(Dataset rows describing interfaces)
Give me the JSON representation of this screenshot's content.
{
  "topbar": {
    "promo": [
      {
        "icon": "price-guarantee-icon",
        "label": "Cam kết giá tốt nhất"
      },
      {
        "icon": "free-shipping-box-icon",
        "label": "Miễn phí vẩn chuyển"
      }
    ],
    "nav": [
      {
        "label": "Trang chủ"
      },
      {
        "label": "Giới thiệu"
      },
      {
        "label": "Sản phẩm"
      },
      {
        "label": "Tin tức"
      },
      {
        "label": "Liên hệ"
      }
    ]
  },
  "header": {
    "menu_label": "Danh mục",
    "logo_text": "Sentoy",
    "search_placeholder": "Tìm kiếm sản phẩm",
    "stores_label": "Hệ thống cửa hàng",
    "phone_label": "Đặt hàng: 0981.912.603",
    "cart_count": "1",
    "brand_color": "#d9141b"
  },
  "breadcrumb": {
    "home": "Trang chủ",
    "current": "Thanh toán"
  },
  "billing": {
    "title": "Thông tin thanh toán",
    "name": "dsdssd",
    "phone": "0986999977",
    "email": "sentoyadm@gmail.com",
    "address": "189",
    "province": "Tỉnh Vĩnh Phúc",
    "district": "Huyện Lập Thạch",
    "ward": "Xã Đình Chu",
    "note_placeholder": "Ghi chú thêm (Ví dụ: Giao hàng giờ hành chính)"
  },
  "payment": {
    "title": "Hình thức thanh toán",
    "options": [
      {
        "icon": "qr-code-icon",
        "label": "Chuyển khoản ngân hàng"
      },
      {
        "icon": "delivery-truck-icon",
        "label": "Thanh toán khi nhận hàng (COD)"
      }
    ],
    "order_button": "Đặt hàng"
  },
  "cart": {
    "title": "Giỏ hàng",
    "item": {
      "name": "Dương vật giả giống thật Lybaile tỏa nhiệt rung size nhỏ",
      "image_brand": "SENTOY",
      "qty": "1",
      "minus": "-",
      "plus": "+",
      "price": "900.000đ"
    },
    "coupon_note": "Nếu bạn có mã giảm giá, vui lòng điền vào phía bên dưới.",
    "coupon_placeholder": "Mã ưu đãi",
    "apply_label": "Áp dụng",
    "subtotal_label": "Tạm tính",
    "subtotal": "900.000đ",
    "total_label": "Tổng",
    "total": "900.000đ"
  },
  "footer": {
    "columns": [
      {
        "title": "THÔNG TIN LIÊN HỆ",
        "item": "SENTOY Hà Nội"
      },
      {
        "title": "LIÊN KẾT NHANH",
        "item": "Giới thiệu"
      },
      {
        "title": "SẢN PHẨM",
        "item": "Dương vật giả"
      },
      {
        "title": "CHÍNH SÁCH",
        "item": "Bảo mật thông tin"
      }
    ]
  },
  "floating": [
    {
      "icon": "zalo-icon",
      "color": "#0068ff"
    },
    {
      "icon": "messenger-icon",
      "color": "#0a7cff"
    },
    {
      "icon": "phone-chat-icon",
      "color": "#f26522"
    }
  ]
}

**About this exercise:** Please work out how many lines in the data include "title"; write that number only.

**Exercise solution:** 7